Her Highness finds out why athletes take drugs
This afternoon the Queen will open the new Wellcome Wing of the Science Museum in London. This is the largest project at the museum in its 150-year history. The new wing, arranged over four floors, is devoted to contemporary issues in science and technology.
I had forgotten how many cool things there are in the Science museum. To get to the new wing you walk past the old Apollo spacecraft, a V2 rocket, Stephenson's Rocket and Crick and Watson's DNA spiral model in the exhibition "Making of the Modern World".
The ground floor will have current scientific news, ranging from daily news from BBC Online's science writers on touch screens embedded in seats, to feature style displays that will change every six to twelve months. There will be at least one new exhibit each week.
Currently, the main features are Drugs in Sport, and Underwater Robots. These are interactive displays, as one unfortunate hack discovered during the welcoming speech. She leaned against a button that played a recording explaining why athletes take drugs. (It is to help them win - if you were wondering.) You can also see the car Mika Hakkinen crashed at the 1999 German Grand Prix. Even after an impact at 207 mph it is barely scratched.
On the upper floors are the exhibitions "Who am I?", "Digitopolis" and "In the Future". "Who am I" explores developments in biomedical research, "Digitopolis" looks at how technology is affecting our lives, for example visitors can see Stephen Hawking's voice generating equipment. "In the Future" has pie in the sky science fiction stuff - holidays in space and so on.

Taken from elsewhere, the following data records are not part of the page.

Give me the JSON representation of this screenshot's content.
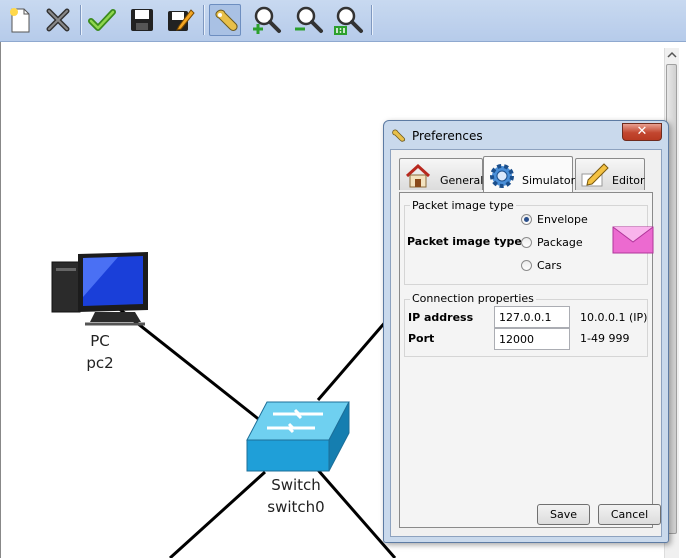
{
  "toolbar": {
    "buttons": [
      {
        "name": "new",
        "icon": "new-document-icon"
      },
      {
        "name": "delete",
        "icon": "delete-x-icon"
      },
      {
        "name": "check",
        "icon": "checkmark-icon"
      },
      {
        "name": "save",
        "icon": "floppy-disk-icon"
      },
      {
        "name": "save-as",
        "icon": "floppy-pencil-icon"
      },
      {
        "name": "preferences",
        "icon": "wrench-icon",
        "active": true
      },
      {
        "name": "zoom-in",
        "icon": "zoom-in-icon"
      },
      {
        "name": "zoom-out",
        "icon": "zoom-out-icon"
      },
      {
        "name": "zoom-reset",
        "icon": "zoom-1to1-icon"
      }
    ]
  },
  "canvas": {
    "nodes": [
      {
        "type": "PC",
        "name": "pc2",
        "icon": "pc-icon"
      },
      {
        "type": "Switch",
        "name": "switch0",
        "icon": "switch-icon"
      }
    ]
  },
  "dialog": {
    "title": "Preferences",
    "tabs": [
      {
        "label": "General",
        "icon": "house-icon"
      },
      {
        "label": "Simulator",
        "icon": "gear-icon",
        "selected": true
      },
      {
        "label": "Editor",
        "icon": "pencil-icon"
      }
    ],
    "packet_group": {
      "title": "Packet image type",
      "label": "Packet image type",
      "options": [
        {
          "label": "Envelope",
          "selected": true
        },
        {
          "label": "Package",
          "selected": false
        },
        {
          "label": "Cars",
          "selected": false
        }
      ],
      "preview_icon": "envelope-icon"
    },
    "connection_group": {
      "title": "Connection properties",
      "ip_label": "IP address",
      "ip_value": "127.0.0.1",
      "ip_hint": "10.0.0.1 (IP)",
      "port_label": "Port",
      "port_value": "12000",
      "port_hint": "1-49 999"
    },
    "save_label": "Save",
    "cancel_label": "Cancel"
  },
  "colors": {
    "toolbar_bg": "#c2d5ee",
    "dialog_frame": "#c9d9ec",
    "close_button": "#c2462f",
    "envelope": "#e85fc8"
  }
}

There is also a kiddie's section with loads of things to do. There are foam tessellating tiles to play with, sensors in the floor to be stomped on and so on. But while this had failed to spark the imagination of the only child at the preview, who sat watching a TV projection on a wall, it went down very well with all the grown-ups, who were busy following floor lights to imitate a duck's walk.
The £50 million project has been funded by a Lottery grant as well as donations from industry sponsors. The exhibition opens to the public on Monday July 3.
Go! It is cool. ®
Sponsored: Navigating the threat landscape